> _About this exercise_
The answer is the data below, repeated exactly, with no pictures included.

> _Data provided_
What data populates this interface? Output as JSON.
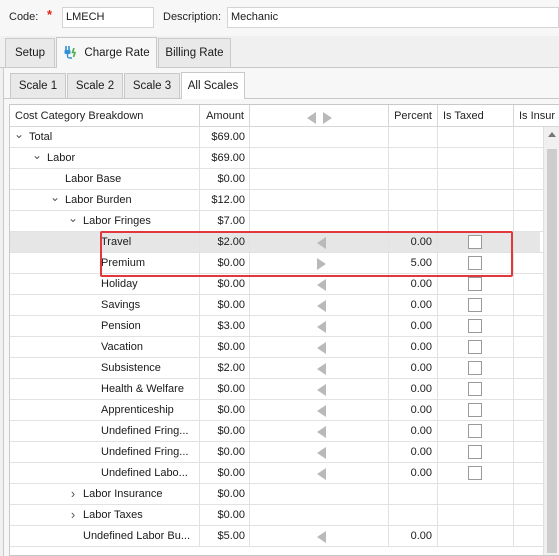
{
  "header": {
    "code_label": "Code:",
    "code_required": "*",
    "code_value": "LMECH",
    "description_label": "Description:",
    "description_value": "Mechanic"
  },
  "main_tabs": [
    {
      "label": "Setup",
      "active": false
    },
    {
      "label": "Charge Rate",
      "active": true,
      "icon": "plug-icon"
    },
    {
      "label": "Billing Rate",
      "active": false
    }
  ],
  "scale_tabs": [
    {
      "label": "Scale 1",
      "active": false
    },
    {
      "label": "Scale 2",
      "active": false
    },
    {
      "label": "Scale 3",
      "active": false
    },
    {
      "label": "All Scales",
      "active": true
    }
  ],
  "grid": {
    "columns": {
      "name": "Cost Category Breakdown",
      "amount": "Amount",
      "percent": "Percent",
      "is_taxed": "Is Taxed",
      "is_insured": "Is Insur"
    },
    "rows": [
      {
        "name": "Total",
        "amount": "$69.00",
        "percent": "",
        "level": 0,
        "expander": "expanded",
        "arrow": "",
        "checkbox": false
      },
      {
        "name": "Labor",
        "amount": "$69.00",
        "percent": "",
        "level": 1,
        "expander": "expanded",
        "arrow": "",
        "checkbox": false
      },
      {
        "name": "Labor Base",
        "amount": "$0.00",
        "percent": "",
        "level": 2,
        "expander": "",
        "arrow": "",
        "checkbox": false
      },
      {
        "name": "Labor Burden",
        "amount": "$12.00",
        "percent": "",
        "level": 2,
        "expander": "expanded",
        "arrow": "",
        "checkbox": false
      },
      {
        "name": "Labor Fringes",
        "amount": "$7.00",
        "percent": "",
        "level": 3,
        "expander": "expanded",
        "arrow": "",
        "checkbox": false
      },
      {
        "name": "Travel",
        "amount": "$2.00",
        "percent": "0.00",
        "level": 4,
        "expander": "",
        "arrow": "left",
        "checkbox": true,
        "selected": true
      },
      {
        "name": "Premium",
        "amount": "$0.00",
        "percent": "5.00",
        "level": 4,
        "expander": "",
        "arrow": "right",
        "checkbox": true
      },
      {
        "name": "Holiday",
        "amount": "$0.00",
        "percent": "0.00",
        "level": 4,
        "expander": "",
        "arrow": "left",
        "checkbox": true
      },
      {
        "name": "Savings",
        "amount": "$0.00",
        "percent": "0.00",
        "level": 4,
        "expander": "",
        "arrow": "left",
        "checkbox": true
      },
      {
        "name": "Pension",
        "amount": "$3.00",
        "percent": "0.00",
        "level": 4,
        "expander": "",
        "arrow": "left",
        "checkbox": true
      },
      {
        "name": "Vacation",
        "amount": "$0.00",
        "percent": "0.00",
        "level": 4,
        "expander": "",
        "arrow": "left",
        "checkbox": true
      },
      {
        "name": "Subsistence",
        "amount": "$2.00",
        "percent": "0.00",
        "level": 4,
        "expander": "",
        "arrow": "left",
        "checkbox": true
      },
      {
        "name": "Health & Welfare",
        "amount": "$0.00",
        "percent": "0.00",
        "level": 4,
        "expander": "",
        "arrow": "left",
        "checkbox": true
      },
      {
        "name": "Apprenticeship",
        "amount": "$0.00",
        "percent": "0.00",
        "level": 4,
        "expander": "",
        "arrow": "left",
        "checkbox": true
      },
      {
        "name": "Undefined Fring...",
        "amount": "$0.00",
        "percent": "0.00",
        "level": 4,
        "expander": "",
        "arrow": "left",
        "checkbox": true
      },
      {
        "name": "Undefined Fring...",
        "amount": "$0.00",
        "percent": "0.00",
        "level": 4,
        "expander": "",
        "arrow": "left",
        "checkbox": true
      },
      {
        "name": "Undefined Labo...",
        "amount": "$0.00",
        "percent": "0.00",
        "level": 4,
        "expander": "",
        "arrow": "left",
        "checkbox": true
      },
      {
        "name": "Labor Insurance",
        "amount": "$0.00",
        "percent": "",
        "level": 3,
        "expander": "collapsed",
        "arrow": "",
        "checkbox": false
      },
      {
        "name": "Labor Taxes",
        "amount": "$0.00",
        "percent": "",
        "level": 3,
        "expander": "collapsed",
        "arrow": "",
        "checkbox": false
      },
      {
        "name": "Undefined Labor Bu...",
        "amount": "$5.00",
        "percent": "0.00",
        "level": 3,
        "expander": "",
        "arrow": "left",
        "checkbox": false
      }
    ]
  },
  "colors": {
    "highlight": "#e2373d",
    "required": "#e0241b",
    "selected_row": "#e6e6e6"
  }
}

> _Answer to this task_
What data populates this interface? Output as JSON.
{
  "header": {
    "code_label": "Code:",
    "code_required": "*",
    "code_value": "LMECH",
    "description_label": "Description:",
    "description_value": "Mechanic"
  },
  "main_tabs": [
    {
      "label": "Setup",
      "active": false
    },
    {
      "label": "Charge Rate",
      "active": true,
      "icon": "plug-icon"
    },
    {
      "label": "Billing Rate",
      "active": false
    }
  ],
  "scale_tabs": [
    {
      "label": "Scale 1",
      "active": false
    },
    {
      "label": "Scale 2",
      "active": false
    },
    {
      "label": "Scale 3",
      "active": false
    },
    {
      "label": "All Scales",
      "active": true
    }
  ],
  "grid": {
    "columns": {
      "name": "Cost Category Breakdown",
      "amount": "Amount",
      "percent": "Percent",
      "is_taxed": "Is Taxed",
      "is_insured": "Is Insur"
    },
    "rows": [
      {
        "name": "Total",
        "amount": "$69.00",
        "percent": "",
        "level": 0,
        "expander": "expanded",
        "arrow": "",
        "checkbox": false
      },
      {
        "name": "Labor",
        "amount": "$69.00",
        "percent": "",
        "level": 1,
        "expander": "expanded",
        "arrow": "",
        "checkbox": false
      },
      {
        "name": "Labor Base",
        "amount": "$0.00",
        "percent": "",
        "level": 2,
        "expander": "",
        "arrow": "",
        "checkbox": false
      },
      {
        "name": "Labor Burden",
        "amount": "$12.00",
        "percent": "",
        "level": 2,
        "expander": "expanded",
        "arrow": "",
        "checkbox": false
      },
      {
        "name": "Labor Fringes",
        "amount": "$7.00",
        "percent": "",
        "level": 3,
        "expander": "expanded",
        "arrow": "",
        "checkbox": false
      },
      {
        "name": "Travel",
        "amount": "$2.00",
        "percent": "0.00",
        "level": 4,
        "expander": "",
        "arrow": "left",
        "checkbox": true,
        "selected": true
      },
      {
        "name": "Premium",
        "amount": "$0.00",
        "percent": "5.00",
        "level": 4,
        "expander": "",
        "arrow": "right",
        "checkbox": true
      },
      {
        "name": "Holiday",
        "amount": "$0.00",
        "percent": "0.00",
        "level": 4,
        "expander": "",
        "arrow": "left",
        "checkbox": true
      },
      {
        "name": "Savings",
        "amount": "$0.00",
        "percent": "0.00",
        "level": 4,
        "expander": "",
        "arrow": "left",
        "checkbox": true
      },
      {
        "name": "Pension",
        "amount": "$3.00",
        "percent": "0.00",
        "level": 4,
        "expander": "",
        "arrow": "left",
        "checkbox": true
      },
      {
        "name": "Vacation",
        "amount": "$0.00",
        "percent": "0.00",
        "level": 4,
        "expander": "",
        "arrow": "left",
        "checkbox": true
      },
      {
        "name": "Subsistence",
        "amount": "$2.00",
        "percent": "0.00",
        "level": 4,
        "expander": "",
        "arrow": "left",
        "checkbox": true
      },
      {
        "name": "Health & Welfare",
        "amount": "$0.00",
        "percent": "0.00",
        "level": 4,
        "expander": "",
        "arrow": "left",
        "checkbox": true
      },
      {
        "name": "Apprenticeship",
        "amount": "$0.00",
        "percent": "0.00",
        "level": 4,
        "expander": "",
        "arrow": "left",
        "checkbox": true
      },
      {
        "name": "Undefined Fring...",
        "amount": "$0.00",
        "percent": "0.00",
        "level": 4,
        "expander": "",
        "arrow": "left",
        "checkbox": true
      },
      {
        "name": "Undefined Fring...",
        "amount": "$0.00",
        "percent": "0.00",
        "level": 4,
        "expander": "",
        "arrow": "left",
        "checkbox": true
      },
      {
        "name": "Undefined Labo...",
        "amount": "$0.00",
        "percent": "0.00",
        "level": 4,
        "expander": "",
        "arrow": "left",
        "checkbox": true
      },
      {
        "name": "Labor Insurance",
        "amount": "$0.00",
        "percent": "",
        "level": 3,
        "expander": "collapsed",
        "arrow": "",
        "checkbox": false
      },
      {
        "name": "Labor Taxes",
        "amount": "$0.00",
        "percent": "",
        "level": 3,
        "expander": "collapsed",
        "arrow": "",
        "checkbox": false
      },
      {
        "name": "Undefined Labor Bu...",
        "amount": "$5.00",
        "percent": "0.00",
        "level": 3,
        "expander": "",
        "arrow": "left",
        "checkbox": false
      }
    ]
  },
  "colors": {
    "highlight": "#e2373d",
    "required": "#e0241b",
    "selected_row": "#e6e6e6"
  }
}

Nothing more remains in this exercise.